_PROBLEM:_ Count, please, the lines in the listing below that contain "image", and reply with the count only.

_SOURCE MATERIAL:_
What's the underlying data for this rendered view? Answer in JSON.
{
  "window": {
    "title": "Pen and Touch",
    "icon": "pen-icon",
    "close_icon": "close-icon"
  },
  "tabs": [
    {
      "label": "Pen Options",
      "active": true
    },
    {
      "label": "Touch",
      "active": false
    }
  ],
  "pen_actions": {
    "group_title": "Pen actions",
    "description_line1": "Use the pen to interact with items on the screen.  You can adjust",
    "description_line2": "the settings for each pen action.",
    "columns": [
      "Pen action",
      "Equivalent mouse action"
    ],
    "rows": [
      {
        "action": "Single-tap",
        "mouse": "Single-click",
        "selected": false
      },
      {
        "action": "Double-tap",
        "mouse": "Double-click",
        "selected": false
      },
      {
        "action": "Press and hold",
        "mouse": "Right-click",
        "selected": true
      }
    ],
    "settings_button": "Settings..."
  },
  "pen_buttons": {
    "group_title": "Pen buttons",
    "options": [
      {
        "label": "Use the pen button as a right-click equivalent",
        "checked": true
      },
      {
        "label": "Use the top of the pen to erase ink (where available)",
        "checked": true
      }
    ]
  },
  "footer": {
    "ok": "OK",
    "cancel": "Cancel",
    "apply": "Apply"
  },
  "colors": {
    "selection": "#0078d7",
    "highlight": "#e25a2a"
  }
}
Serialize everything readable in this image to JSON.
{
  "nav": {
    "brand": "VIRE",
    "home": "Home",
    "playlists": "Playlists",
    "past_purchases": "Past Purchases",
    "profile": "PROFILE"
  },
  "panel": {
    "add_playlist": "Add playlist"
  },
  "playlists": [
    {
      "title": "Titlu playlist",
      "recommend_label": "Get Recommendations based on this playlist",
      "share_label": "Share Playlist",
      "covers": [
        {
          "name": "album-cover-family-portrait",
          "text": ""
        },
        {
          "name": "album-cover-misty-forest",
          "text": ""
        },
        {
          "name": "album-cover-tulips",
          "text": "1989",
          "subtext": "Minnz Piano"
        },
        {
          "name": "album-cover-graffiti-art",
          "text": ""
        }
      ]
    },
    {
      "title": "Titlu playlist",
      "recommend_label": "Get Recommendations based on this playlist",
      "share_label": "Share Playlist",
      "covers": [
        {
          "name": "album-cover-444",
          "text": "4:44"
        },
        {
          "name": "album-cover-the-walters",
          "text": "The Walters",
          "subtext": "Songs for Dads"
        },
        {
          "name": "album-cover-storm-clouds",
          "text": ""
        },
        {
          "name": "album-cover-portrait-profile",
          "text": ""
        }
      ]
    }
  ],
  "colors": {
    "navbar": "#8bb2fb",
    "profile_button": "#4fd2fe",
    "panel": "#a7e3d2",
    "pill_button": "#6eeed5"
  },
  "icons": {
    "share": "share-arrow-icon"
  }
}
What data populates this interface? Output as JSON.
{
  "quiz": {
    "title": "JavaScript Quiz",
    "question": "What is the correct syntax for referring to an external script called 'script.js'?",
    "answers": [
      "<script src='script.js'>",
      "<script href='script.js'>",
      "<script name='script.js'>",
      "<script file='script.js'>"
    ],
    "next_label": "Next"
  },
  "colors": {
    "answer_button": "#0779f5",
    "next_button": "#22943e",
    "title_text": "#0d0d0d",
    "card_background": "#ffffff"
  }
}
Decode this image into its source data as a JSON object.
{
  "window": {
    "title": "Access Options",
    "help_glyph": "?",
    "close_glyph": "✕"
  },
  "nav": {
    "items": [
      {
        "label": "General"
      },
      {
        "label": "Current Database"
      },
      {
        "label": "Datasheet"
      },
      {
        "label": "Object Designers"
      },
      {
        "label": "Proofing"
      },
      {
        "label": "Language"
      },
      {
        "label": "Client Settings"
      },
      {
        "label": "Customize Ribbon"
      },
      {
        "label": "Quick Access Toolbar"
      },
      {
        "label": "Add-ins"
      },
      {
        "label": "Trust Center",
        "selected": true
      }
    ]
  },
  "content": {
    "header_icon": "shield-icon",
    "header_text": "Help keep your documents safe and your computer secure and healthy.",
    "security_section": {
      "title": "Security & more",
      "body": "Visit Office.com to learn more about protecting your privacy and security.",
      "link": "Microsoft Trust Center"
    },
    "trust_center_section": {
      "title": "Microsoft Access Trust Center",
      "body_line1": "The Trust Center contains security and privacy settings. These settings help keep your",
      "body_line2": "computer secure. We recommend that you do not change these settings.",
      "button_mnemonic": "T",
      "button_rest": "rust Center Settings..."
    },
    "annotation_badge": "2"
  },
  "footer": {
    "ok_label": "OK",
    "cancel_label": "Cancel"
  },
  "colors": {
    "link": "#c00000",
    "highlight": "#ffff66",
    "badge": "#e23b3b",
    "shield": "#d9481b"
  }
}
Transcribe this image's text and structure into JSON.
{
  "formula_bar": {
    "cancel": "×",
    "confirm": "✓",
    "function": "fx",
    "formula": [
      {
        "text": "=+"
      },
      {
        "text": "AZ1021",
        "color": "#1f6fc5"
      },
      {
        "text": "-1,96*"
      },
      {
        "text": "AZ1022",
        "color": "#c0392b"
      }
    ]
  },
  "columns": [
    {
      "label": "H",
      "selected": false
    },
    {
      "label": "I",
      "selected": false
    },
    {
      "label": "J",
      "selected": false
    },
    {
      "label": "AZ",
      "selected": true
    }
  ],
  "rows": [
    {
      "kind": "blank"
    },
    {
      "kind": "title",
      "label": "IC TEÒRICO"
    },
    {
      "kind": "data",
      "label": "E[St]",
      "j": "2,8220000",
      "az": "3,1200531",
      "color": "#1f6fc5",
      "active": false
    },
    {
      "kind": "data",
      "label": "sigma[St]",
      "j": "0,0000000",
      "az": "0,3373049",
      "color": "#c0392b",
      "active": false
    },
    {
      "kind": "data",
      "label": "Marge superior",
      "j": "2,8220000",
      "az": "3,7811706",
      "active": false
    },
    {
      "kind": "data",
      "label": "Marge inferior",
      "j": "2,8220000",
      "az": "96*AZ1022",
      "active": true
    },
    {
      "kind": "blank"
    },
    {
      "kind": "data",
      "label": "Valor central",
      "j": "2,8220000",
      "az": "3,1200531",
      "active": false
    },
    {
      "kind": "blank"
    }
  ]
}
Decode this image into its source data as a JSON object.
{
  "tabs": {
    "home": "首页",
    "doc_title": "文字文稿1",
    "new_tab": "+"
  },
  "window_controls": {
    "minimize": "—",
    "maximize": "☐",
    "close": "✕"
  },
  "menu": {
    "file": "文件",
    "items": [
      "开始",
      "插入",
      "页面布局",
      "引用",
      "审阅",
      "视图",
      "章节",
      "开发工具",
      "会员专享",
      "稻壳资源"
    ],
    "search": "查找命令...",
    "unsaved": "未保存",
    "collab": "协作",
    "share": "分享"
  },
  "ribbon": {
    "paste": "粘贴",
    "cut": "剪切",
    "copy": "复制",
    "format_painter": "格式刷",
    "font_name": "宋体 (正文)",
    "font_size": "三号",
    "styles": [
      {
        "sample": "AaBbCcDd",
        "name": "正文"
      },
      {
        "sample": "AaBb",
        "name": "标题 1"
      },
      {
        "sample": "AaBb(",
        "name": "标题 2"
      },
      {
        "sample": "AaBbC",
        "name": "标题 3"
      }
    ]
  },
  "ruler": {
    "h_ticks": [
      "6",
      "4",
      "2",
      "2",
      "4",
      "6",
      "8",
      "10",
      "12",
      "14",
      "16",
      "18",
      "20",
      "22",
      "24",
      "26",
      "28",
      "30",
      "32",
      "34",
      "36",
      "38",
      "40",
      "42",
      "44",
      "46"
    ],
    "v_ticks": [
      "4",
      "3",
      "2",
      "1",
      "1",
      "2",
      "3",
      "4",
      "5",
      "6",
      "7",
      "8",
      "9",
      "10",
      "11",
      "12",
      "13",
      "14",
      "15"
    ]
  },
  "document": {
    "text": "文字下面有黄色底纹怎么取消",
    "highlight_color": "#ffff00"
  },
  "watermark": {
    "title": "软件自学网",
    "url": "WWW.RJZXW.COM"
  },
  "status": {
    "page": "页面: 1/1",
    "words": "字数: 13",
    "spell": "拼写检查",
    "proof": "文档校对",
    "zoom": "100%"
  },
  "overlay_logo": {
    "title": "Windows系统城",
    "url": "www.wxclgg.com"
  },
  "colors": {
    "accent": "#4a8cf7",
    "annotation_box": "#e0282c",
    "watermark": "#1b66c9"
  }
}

_ANSWER BOX:_ 4